Leslie B. Vosshall is the Robin Chemers Neustein Professor at The Rockefeller University and a Howard Hughes Medical Institute Investigator. A renowned molecular neurobiologist, Dr. Vosshall is interested in how olfactory signals in the environment signal food, danger, or mating opportunities, and how those signals modulate animal behavior. She works with humans as well as with Drosophila melanogaster flies and Aedes aegypti mosquitoes, the vector for Dengue fever and yellow fever.  Dr. Vosshall received an A.B. in biochemistry from Columbia University and a Ph.D. in Molecular Genetics from The Rockefeller University where she worked with Michael W. Young. Following postdoctoral training with Richard Axel at Columbia, she returned to Rockefeller in 2000 as an assistant professor. She was promoted to associate professor in 2006 and was named Robin Chemers Neustein Professor in 2010. She was appointed a Howard Hughes Medical Institute investigator in 2008.   Dr. Vosshall has been a faculty member of the MBL Neurobiology and Neural Systems and Behavior courses.  Dr. Vosshall’s awards include a Gill Young Investigator Award in 2011, a Dart/NYU biotech award in 2010, a Lawrence C. Katz Prize from Duke University in 2009, and a Blavatnik Award for Young Scientists in 2007. In 2005 she received the New York City Mayor’s Award for Excellence in Science and Technology and the Irma T. Hirschl/Monique Weill-Caulier Trust Research Award.

Dr. Gerald Weissmann will introduce Dr. Vosshall.  Dr. Weissmann is currently Research Professor of Medicine (Emeritus), the Director of the Biotechnology Study Center at NYU School of Medicine, and editor-in chief of The FASEB Journal. A former president of the American College of Rheumatology and the Harvey Society, Dr. Weissmann is also a Fellow of the AAAS and the New York Academy of Sciences. He is a foreign member of Accademia Nazionale dei Lincei and The Royal Society of Medicine. Dr. Weissmann is on the Advisory Board of The Ellison Medical Foundation. He was co-founder (with E.C. Whitehead) and a Director of The Liposome Company from 1982 to 2000 and founding chair of the Prix Galien USA (2007-2012). Dr. Weissmann has a longtime association with the Marine Biological Laboratory. He is a former investigator and instructor in the MBL’s Physiology Course and served for 18 years as an MBL Trustee. He is now a member of the MBL Board of Overseers. His ten books of essays range from The Woods Hole Cantata (1985) to Epigenetics in the Age of Twitter (2012).
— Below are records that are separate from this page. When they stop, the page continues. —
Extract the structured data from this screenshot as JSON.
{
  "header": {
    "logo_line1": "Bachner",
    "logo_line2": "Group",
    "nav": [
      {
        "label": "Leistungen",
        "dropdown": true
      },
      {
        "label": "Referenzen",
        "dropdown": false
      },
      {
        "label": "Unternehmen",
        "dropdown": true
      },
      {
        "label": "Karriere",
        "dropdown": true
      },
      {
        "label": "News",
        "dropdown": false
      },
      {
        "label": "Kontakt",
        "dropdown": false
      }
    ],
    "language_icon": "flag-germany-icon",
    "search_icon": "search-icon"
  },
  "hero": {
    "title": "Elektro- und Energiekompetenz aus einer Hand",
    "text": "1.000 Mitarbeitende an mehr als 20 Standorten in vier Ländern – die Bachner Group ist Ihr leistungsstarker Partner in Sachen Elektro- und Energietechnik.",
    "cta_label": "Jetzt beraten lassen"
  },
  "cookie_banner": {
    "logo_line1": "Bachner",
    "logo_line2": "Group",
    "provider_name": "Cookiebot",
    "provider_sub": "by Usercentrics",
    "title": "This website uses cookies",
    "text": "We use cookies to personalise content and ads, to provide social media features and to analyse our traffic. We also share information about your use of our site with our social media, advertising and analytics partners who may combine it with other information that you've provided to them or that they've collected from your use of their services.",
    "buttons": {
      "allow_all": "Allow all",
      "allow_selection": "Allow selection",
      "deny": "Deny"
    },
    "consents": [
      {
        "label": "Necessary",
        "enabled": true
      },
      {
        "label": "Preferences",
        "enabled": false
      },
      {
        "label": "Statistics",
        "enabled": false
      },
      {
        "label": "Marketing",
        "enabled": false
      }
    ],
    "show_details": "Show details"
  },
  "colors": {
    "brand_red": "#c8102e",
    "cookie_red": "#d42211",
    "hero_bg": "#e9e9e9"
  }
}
About the Joshua Lederberg Lecture:
The Joshua Lederberg Lecture is sponsored by The Ellison Medical Foundation in honor of Joshua S. Lederberg, Ph.D., Nobel Laureate and founding Chair of the Ellison Medical Foundation Scientific Advisory Board. Dr. Lederberg’s insight, energy, and creativity were essential to the creation and successful development of The Ellison Medical Foundation over its first ten years.